## Exercise brief:
In the data below, which lines hold "google"? Copy every one.

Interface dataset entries
************
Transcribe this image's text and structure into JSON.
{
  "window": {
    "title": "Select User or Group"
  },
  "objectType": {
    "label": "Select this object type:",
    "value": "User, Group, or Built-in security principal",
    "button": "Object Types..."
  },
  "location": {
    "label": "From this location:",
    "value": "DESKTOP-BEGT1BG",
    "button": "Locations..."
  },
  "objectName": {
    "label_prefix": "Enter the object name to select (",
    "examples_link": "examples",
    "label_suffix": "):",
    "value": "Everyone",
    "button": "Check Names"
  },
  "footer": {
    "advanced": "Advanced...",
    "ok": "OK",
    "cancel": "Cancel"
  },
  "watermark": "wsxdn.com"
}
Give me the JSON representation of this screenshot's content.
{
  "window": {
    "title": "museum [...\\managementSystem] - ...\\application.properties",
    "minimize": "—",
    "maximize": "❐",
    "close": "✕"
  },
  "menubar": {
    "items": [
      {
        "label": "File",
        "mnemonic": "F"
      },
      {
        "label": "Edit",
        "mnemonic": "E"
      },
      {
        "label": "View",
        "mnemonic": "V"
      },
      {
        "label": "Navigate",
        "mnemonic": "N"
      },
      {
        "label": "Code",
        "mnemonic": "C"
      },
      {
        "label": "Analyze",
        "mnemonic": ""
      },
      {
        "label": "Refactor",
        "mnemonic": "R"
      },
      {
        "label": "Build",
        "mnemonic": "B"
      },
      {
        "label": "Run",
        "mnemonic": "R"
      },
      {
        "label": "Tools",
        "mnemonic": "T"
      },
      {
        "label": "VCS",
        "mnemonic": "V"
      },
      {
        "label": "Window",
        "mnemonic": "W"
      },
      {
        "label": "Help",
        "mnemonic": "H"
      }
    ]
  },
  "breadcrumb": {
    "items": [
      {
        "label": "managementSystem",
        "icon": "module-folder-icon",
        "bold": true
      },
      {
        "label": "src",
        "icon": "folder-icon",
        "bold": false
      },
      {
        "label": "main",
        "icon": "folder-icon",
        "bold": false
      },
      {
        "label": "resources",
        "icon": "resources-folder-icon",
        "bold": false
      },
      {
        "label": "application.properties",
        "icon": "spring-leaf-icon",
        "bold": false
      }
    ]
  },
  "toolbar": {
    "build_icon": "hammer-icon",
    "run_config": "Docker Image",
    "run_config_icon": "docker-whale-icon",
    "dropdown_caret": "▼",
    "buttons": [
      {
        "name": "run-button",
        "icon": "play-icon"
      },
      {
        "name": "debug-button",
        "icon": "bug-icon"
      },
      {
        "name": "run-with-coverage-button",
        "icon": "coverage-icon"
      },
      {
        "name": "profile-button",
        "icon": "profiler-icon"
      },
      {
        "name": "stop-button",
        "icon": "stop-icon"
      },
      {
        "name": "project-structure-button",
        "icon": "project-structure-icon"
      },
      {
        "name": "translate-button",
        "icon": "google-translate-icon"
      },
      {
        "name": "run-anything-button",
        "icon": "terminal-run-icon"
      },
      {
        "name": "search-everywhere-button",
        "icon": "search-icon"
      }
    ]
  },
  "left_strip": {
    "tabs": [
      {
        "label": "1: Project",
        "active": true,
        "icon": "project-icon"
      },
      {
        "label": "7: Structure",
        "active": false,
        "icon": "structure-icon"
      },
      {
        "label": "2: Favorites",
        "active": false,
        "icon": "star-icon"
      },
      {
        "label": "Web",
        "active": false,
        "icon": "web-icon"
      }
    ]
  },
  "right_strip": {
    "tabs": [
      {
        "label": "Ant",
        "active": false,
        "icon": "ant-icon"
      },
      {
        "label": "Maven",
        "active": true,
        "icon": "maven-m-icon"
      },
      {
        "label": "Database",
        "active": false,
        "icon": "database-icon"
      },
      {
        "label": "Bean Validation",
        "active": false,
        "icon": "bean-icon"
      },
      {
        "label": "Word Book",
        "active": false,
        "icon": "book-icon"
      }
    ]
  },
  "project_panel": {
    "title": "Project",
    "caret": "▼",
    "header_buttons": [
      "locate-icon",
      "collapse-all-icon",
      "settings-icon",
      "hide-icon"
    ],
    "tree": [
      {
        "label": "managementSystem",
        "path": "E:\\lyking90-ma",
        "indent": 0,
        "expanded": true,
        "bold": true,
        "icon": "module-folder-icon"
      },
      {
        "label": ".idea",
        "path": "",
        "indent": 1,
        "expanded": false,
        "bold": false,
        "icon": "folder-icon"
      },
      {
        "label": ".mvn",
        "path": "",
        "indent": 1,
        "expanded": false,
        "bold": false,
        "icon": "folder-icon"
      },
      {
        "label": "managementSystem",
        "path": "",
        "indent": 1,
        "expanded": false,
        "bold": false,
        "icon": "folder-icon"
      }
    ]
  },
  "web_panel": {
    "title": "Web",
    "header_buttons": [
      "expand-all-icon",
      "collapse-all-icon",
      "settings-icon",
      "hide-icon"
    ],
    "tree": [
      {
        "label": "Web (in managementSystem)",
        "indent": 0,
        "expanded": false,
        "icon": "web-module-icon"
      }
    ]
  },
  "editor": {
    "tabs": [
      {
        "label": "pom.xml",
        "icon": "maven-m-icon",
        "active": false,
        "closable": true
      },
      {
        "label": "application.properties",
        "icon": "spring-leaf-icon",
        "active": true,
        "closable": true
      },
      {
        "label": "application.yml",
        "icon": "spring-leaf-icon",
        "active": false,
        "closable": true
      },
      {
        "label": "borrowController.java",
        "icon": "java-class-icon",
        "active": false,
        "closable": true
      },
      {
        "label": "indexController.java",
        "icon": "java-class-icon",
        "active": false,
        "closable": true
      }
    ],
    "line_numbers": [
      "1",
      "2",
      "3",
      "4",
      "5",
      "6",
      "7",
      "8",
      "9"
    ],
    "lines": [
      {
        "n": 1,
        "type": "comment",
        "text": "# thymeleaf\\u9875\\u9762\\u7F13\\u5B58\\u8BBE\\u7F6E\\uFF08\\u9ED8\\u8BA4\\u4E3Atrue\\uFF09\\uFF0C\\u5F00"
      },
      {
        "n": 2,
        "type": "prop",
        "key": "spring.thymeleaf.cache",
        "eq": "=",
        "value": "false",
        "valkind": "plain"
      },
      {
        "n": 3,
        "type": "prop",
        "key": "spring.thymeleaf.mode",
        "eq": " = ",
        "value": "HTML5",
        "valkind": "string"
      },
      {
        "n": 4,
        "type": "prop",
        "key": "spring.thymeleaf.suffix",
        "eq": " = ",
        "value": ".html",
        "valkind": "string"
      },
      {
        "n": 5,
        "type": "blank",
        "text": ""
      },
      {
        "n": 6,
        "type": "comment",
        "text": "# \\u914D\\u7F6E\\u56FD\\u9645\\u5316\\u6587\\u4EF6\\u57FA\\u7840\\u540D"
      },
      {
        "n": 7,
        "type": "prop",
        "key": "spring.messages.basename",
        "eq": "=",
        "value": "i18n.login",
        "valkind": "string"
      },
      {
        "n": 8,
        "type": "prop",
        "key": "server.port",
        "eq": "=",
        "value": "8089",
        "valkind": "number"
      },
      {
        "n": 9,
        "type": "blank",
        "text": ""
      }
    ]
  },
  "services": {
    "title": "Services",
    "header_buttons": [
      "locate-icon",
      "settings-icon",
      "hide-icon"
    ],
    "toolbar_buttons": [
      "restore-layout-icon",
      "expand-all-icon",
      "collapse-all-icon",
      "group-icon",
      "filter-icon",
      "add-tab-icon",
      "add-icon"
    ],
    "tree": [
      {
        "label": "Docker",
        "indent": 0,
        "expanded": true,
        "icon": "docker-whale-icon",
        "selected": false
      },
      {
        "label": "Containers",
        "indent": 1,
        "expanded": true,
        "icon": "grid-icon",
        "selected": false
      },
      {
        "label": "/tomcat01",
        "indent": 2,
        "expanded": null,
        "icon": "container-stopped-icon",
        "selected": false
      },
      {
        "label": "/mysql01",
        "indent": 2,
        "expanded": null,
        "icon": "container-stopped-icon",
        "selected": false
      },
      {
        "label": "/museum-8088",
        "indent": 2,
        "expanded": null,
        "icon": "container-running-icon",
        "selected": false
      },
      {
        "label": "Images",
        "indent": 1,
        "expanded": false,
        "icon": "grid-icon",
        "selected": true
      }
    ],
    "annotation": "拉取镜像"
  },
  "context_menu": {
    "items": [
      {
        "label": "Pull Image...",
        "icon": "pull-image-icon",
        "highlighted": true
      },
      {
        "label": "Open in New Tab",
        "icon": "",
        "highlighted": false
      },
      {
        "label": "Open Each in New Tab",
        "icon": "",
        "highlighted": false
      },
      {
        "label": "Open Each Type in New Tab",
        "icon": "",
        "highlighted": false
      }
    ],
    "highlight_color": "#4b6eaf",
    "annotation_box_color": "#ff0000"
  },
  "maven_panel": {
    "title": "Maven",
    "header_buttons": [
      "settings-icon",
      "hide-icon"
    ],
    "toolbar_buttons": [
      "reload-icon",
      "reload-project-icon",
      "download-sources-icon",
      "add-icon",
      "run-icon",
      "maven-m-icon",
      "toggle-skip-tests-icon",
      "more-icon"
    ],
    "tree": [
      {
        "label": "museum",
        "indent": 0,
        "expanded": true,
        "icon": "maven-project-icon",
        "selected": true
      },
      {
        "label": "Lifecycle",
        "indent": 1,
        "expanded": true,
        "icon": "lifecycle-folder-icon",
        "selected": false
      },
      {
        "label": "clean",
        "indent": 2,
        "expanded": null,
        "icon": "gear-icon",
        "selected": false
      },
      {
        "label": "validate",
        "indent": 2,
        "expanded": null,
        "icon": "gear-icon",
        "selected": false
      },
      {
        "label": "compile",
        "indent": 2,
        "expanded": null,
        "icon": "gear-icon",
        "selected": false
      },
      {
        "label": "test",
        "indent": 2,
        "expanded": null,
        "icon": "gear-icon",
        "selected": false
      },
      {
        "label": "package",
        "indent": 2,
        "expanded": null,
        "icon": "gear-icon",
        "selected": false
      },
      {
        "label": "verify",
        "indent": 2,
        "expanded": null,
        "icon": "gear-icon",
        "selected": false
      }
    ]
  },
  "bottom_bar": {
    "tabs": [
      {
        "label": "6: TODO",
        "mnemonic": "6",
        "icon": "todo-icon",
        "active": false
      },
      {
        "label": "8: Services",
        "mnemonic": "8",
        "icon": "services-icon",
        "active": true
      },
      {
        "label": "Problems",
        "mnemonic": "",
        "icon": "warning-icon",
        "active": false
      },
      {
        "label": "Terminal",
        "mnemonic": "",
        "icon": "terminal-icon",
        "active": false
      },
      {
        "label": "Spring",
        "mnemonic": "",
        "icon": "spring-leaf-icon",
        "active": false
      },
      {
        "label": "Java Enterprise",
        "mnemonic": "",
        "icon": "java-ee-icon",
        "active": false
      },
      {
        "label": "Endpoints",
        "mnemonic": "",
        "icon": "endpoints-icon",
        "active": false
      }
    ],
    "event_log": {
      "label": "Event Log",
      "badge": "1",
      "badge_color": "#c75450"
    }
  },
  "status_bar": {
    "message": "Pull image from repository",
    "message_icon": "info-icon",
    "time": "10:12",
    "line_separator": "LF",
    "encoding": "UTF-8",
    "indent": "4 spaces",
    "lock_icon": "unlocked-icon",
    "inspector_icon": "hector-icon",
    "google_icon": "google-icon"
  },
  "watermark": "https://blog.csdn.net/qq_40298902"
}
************
## Task output:
        "icon": "google-translate-icon"
    "google_icon": "google-icon"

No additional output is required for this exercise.